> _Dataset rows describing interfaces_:
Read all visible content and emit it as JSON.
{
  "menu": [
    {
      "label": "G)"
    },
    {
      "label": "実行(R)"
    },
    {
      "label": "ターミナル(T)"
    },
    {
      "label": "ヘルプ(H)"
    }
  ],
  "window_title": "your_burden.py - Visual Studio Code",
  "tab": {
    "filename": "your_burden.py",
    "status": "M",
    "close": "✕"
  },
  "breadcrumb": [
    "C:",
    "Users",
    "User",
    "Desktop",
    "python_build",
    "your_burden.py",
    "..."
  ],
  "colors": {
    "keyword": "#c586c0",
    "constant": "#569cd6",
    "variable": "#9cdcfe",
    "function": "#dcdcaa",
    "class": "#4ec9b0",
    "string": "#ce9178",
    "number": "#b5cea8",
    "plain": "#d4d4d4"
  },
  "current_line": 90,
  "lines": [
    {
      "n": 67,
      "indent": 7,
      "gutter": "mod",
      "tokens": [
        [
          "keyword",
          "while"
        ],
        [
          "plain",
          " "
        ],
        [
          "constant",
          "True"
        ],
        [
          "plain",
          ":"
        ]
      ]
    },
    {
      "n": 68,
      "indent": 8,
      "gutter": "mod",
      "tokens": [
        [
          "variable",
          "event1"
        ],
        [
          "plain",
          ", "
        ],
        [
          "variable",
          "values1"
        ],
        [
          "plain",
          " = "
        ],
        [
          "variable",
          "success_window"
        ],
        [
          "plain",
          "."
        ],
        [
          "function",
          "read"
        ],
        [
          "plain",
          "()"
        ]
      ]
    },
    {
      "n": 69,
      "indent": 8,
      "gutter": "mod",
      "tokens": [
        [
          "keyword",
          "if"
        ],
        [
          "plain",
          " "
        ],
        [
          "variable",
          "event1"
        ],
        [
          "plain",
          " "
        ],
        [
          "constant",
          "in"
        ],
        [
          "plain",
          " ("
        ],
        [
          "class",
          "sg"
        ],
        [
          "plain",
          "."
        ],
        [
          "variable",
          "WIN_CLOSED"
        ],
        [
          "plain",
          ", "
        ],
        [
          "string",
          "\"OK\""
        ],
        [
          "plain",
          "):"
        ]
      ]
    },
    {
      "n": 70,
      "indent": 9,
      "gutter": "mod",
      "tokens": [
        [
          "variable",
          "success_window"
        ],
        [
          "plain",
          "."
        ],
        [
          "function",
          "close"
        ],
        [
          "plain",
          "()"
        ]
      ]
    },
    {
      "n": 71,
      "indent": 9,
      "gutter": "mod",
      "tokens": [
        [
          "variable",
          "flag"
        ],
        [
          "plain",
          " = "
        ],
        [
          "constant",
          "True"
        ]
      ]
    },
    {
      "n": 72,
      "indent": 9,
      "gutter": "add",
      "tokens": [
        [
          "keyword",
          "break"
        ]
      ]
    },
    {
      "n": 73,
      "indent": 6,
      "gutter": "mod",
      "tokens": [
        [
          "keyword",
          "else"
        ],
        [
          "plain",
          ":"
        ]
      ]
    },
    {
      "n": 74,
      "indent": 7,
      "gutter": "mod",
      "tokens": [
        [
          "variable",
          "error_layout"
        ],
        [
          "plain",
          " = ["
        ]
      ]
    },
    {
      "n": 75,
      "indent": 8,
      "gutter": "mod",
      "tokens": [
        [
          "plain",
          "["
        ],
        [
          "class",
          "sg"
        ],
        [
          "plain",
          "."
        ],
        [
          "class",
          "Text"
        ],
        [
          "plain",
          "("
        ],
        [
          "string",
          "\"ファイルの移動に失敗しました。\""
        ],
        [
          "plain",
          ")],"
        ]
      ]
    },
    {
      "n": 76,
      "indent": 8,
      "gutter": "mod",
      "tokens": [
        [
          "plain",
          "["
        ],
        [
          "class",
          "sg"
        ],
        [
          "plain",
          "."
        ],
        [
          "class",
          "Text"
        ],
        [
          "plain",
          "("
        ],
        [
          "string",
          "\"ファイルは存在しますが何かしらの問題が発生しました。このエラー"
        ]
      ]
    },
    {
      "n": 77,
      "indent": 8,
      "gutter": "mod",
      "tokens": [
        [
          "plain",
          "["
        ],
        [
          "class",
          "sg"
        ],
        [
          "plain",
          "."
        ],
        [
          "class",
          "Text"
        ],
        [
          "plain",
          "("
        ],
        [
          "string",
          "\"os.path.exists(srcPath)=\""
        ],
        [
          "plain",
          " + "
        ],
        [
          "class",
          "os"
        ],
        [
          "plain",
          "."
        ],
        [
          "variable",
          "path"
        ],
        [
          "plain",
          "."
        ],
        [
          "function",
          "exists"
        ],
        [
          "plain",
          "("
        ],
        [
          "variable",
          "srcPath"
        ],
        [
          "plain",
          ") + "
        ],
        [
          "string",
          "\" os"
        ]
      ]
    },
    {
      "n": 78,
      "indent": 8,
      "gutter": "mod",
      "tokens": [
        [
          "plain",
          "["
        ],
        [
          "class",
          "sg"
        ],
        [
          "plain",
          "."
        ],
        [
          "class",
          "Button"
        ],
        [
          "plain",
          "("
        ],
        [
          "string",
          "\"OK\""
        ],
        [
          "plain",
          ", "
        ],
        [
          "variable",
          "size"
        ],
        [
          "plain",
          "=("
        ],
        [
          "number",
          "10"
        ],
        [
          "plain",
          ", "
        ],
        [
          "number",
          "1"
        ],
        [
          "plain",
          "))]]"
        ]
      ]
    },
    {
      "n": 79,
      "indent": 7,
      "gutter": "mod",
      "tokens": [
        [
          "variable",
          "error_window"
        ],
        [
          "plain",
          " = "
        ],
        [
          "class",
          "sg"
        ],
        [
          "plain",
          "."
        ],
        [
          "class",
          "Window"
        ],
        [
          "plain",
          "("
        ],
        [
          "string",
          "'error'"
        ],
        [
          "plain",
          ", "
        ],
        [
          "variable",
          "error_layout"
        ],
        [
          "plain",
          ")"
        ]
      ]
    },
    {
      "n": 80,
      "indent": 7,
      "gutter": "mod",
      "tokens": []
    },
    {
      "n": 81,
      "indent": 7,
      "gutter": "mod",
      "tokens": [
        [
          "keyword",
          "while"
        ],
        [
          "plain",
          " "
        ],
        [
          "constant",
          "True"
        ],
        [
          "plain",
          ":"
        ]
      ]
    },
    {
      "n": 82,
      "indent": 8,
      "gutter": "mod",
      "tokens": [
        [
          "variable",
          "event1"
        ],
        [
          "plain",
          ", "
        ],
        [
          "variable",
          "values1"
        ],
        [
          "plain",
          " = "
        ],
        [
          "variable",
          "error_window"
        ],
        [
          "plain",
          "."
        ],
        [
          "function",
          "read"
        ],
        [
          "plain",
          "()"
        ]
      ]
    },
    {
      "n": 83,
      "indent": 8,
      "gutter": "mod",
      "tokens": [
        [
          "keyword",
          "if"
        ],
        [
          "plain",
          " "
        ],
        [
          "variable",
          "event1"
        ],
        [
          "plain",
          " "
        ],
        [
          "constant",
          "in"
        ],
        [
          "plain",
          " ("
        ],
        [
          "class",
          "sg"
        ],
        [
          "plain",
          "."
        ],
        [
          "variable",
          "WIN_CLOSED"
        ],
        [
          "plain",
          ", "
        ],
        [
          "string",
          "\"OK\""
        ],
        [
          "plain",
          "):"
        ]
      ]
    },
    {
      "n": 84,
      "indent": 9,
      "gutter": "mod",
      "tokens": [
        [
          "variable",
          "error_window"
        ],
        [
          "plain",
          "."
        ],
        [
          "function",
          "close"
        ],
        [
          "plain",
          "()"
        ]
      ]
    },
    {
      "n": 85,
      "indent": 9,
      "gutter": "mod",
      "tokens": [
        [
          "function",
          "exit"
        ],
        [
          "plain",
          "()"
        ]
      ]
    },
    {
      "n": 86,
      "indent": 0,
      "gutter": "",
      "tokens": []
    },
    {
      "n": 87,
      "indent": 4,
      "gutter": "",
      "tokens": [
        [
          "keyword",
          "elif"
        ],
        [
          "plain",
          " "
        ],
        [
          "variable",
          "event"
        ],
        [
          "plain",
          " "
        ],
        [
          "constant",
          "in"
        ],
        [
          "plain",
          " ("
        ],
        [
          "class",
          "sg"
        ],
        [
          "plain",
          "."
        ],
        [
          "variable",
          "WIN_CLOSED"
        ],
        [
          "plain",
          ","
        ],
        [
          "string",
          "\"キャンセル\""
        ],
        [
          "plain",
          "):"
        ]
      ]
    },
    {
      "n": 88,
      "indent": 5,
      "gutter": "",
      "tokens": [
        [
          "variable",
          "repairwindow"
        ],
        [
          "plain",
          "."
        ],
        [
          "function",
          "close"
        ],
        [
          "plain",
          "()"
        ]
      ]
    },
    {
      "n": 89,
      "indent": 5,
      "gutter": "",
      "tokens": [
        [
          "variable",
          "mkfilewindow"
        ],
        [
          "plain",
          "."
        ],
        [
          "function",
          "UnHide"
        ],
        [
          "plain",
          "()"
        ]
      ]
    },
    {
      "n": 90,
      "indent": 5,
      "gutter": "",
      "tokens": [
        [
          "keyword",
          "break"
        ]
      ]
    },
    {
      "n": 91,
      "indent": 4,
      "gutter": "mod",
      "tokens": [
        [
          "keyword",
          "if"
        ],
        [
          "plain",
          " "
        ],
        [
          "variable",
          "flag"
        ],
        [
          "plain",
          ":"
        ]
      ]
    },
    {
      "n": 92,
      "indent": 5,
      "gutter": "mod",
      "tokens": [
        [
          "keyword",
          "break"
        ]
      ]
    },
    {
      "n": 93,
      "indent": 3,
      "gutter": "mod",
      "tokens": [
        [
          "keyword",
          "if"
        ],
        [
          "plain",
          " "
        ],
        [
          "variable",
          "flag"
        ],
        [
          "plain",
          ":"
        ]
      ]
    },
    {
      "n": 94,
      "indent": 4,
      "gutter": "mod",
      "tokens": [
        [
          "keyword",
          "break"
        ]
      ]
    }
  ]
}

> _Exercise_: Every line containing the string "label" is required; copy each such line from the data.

> _Result of the task_:
      "label": "G)"
      "label": "実行(R)"
      "label": "ターミナル(T)"
      "label": "ヘルプ(H)"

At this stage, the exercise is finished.